“Fashion doesn’t solely exist in clothing: fashion is in the sky, in the streets, in our minds, in the way we live”. These are the famous words by Coco Chanel, French stylist of the mid 1900. Fashion and architecture both capture the changes of a city: one dresses the people, the other the location.
The relationship between fashion and architecture can be found in many historical periods as well as in the social contexts of the time, which often contributes to the appearance of a city: a perfect example is the typical flagship store of big fashion brands designed by an “archi-star”.
Since the 90s there have been significant changes in the business of fashion: prestigious fashion houses were purchased by big groups and the flagship stores have become key for their marketing strategies. In this scenario, the architect is called upon to play a key role: translate into tangible forms the underlying values of the brand by providing an attractive and a super-recognizable image.
The Maison de Verre in Paris (1927-1931) can be defined as the archetypal flagship store and indeed it is one of the most evoked by showroom designers.
Maison De Verre, Paris, Arch. Charreau, 1927/1931
The Maison de Verre by Pierre Chareau is a glass volume supported by a thin iron structure and is a model of architectural lightness and simplicity.
One of the most emblematic flagship stores built at the beginning of the millennium is the Maison Hermes in Tokyo by Renzo Piano.
Maison Hermes, Tokyo, Arch. Renzo Piano, 2001 (outside)
Internal view of Maison Hermes in Tokyo, Arch. Renzo Piano
Comparing these two architectures, the common goal of transparency and lightness is obtained by using glass bricks and iron, materials that avoids overexposing the brand in the urban context. The principle of transparent volumes is also applied in the Epicentro Prada in Tokyo, designed by Swiss studio Herzog & de Meuron.

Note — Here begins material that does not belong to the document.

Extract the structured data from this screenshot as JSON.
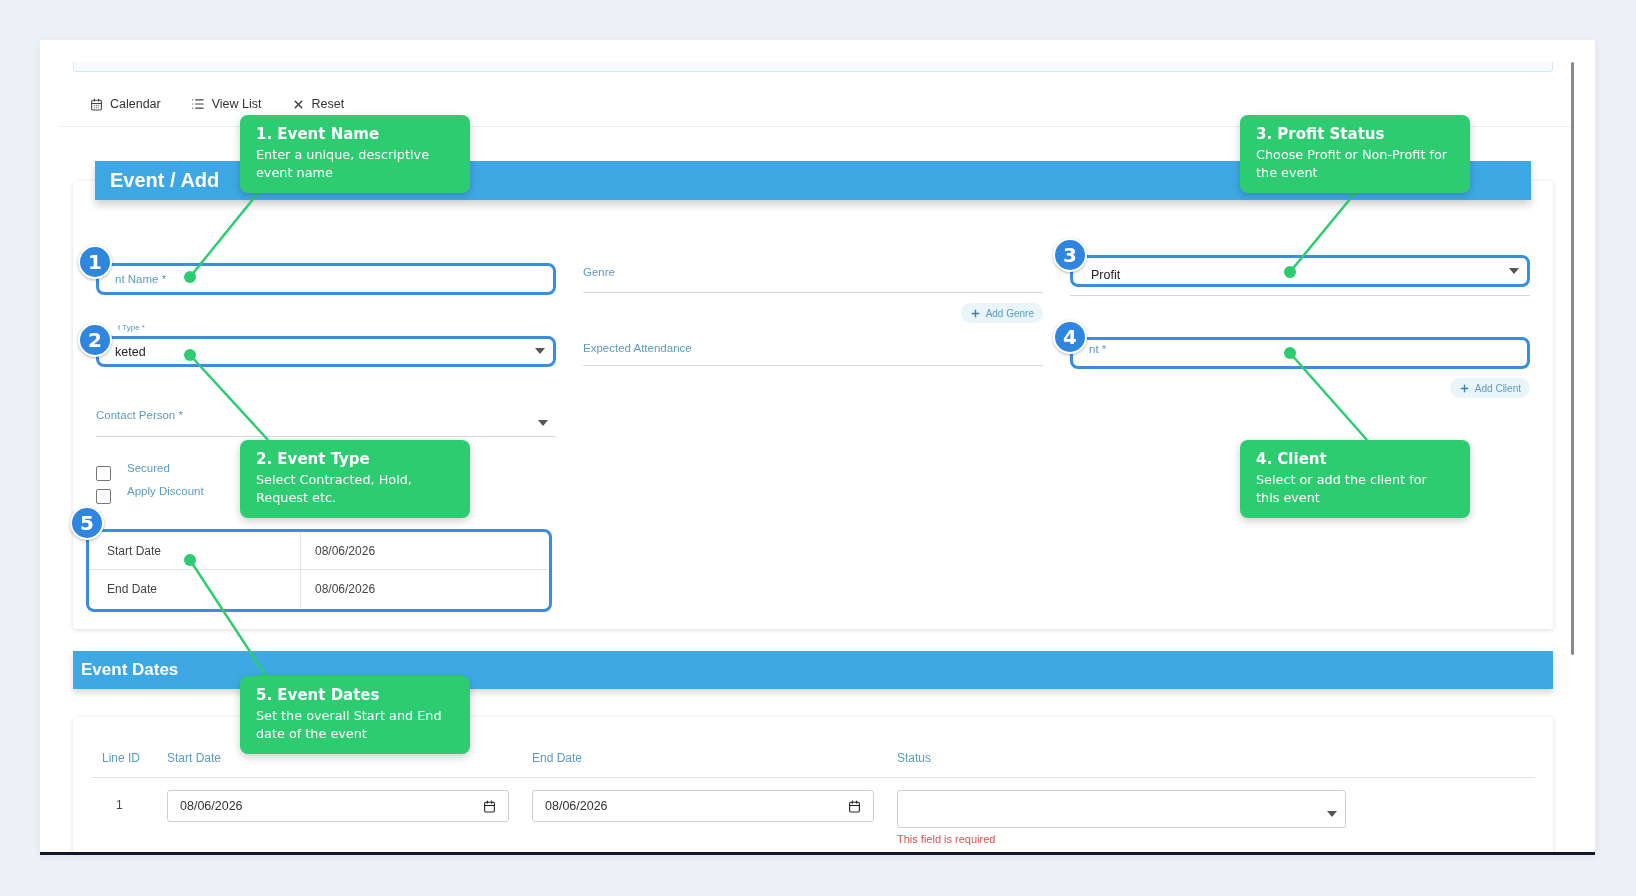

Epicentro, Tokyo, Arch.tti Herzog & de Meuron, 2003
Besides, if architecture has found a clear limit to its anachronistic aspirations of immortality due to the speed of urban transformation, fashion has ceased to appear as a phenomenon of superficial aestheticism. From being an individual activity, its transformation into an industrial manufacturer generates a large proportion of national income as well as representing one of the most dynamic and contemporary shows.
The integration between these two forms of expression is found, for example, in the Selfridges Department Store in Birmingham designed by British architects Future System, whose facade is characterized by the use of chrome-plated metal discs, a clear reference to the metallic textures used by Paco Rabanne in some of his fashion collections.
Comparing the facade of Selfridges (2004) with a metallic garment by Paco Rabanne
A special union between architect and designer takes shape, as is the case between Giorgio Armani and Massimiliano and Doriana Fuksas, who designed the Armani stores in Hong Kong, Shanghai and Tokyo. New expressions are introduced in architecture with interactive, inflatable and even portable structures like the Prada Transformer by Rem Koolhaas in Seoul. The latter is the construction of a temporary pavilion consisting of a rotating and changing structure in a tetrahedral volume that can accommodate 4 different events (an exhibition, an art installation, film screening and a runway) allowing its 4 sides (a hexagon, a cross, a rectangle and a circle) to be used as a creative hub depending on the necessary space or installation.
Another innovative project involving the architect Zaha Hadid and fashion designer Karl Lagerfeld was the creation of the Chanel Mobile Art Pavilion to celebrate the success of the iconic “Chanel 2.55” bag. This temporary structure, similar to a spaceship, hosted an exhibition of contemporary art in which 20 international artists showed their creations, touring the world including Tokyo, Hong Kong, New York and Paris.
Mobile Art Pavilion, Parigi, Arch. Zaha Hadid, 2007
Both fashion and architecture use common shapes such as the spiral to achieve a building structure or a piece of clothing, like a staircase or a skirt. It’s all a matter of forms: those that cover and those that dress.